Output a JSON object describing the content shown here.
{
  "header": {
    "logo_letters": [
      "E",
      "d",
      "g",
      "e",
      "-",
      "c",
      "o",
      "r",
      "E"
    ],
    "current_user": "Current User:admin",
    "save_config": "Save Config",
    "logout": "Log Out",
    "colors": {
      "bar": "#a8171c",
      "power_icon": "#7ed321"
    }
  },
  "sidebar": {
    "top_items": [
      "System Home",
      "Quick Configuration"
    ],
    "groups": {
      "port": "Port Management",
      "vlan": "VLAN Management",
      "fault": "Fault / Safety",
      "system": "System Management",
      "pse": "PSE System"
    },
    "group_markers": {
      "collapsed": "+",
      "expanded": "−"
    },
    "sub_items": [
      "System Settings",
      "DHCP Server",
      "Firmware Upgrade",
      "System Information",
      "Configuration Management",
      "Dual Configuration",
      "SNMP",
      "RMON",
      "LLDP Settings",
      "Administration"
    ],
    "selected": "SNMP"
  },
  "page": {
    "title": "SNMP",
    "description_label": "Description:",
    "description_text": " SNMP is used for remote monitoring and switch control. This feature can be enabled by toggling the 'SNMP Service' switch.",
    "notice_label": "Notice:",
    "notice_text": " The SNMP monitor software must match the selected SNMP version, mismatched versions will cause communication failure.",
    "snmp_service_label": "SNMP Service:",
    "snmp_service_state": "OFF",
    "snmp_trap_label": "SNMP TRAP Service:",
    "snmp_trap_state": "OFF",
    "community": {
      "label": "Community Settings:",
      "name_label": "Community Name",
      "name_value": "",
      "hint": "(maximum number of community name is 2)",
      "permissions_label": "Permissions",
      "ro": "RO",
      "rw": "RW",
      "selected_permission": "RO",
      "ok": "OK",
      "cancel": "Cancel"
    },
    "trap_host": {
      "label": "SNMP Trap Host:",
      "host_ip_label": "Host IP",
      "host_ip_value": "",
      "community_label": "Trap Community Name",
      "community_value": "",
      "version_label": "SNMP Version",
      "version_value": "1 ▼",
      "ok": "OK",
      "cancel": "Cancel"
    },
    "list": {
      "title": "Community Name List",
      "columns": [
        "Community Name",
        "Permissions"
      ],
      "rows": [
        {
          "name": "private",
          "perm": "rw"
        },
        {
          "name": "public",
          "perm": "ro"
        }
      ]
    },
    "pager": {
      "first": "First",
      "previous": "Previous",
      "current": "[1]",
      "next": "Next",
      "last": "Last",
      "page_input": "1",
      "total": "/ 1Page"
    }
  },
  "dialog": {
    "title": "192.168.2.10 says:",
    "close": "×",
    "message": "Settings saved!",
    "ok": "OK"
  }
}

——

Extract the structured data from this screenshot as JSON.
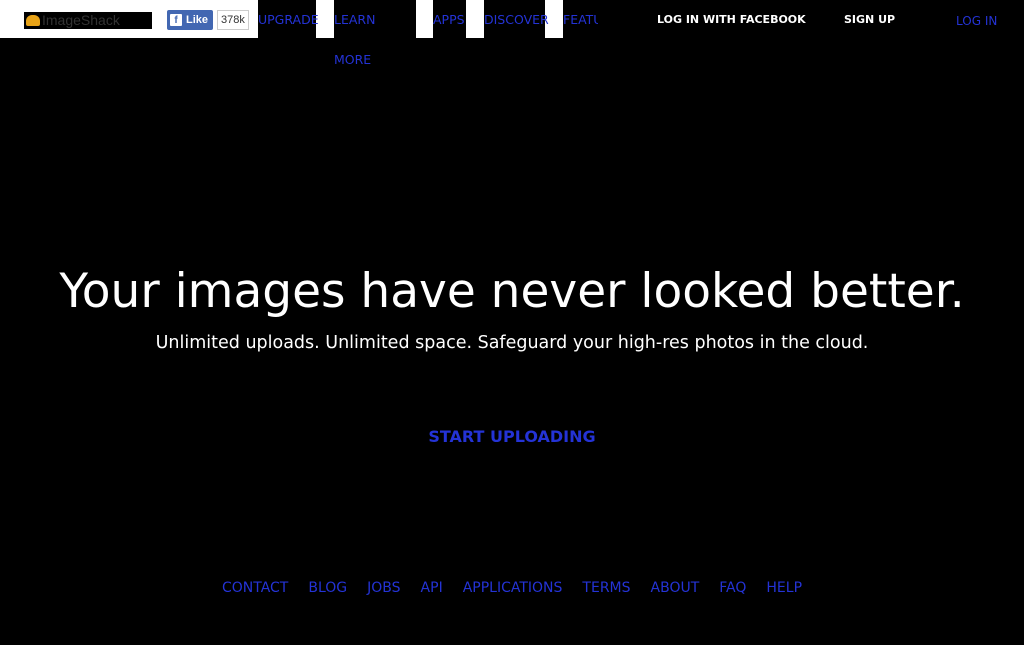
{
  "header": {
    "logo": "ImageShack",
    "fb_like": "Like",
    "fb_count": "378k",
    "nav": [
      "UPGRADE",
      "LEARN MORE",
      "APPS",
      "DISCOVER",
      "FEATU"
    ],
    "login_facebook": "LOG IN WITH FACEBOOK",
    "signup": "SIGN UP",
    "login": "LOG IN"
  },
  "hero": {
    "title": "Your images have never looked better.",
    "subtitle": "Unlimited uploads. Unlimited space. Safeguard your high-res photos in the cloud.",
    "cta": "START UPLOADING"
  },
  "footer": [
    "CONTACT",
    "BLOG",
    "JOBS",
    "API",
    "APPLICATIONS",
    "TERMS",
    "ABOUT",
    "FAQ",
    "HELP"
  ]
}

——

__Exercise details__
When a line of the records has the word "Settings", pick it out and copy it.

__Exercise solution__
      "System Settings",
      "LLDP Settings",
      "label": "Community Settings:",
    "message": "Settings saved!",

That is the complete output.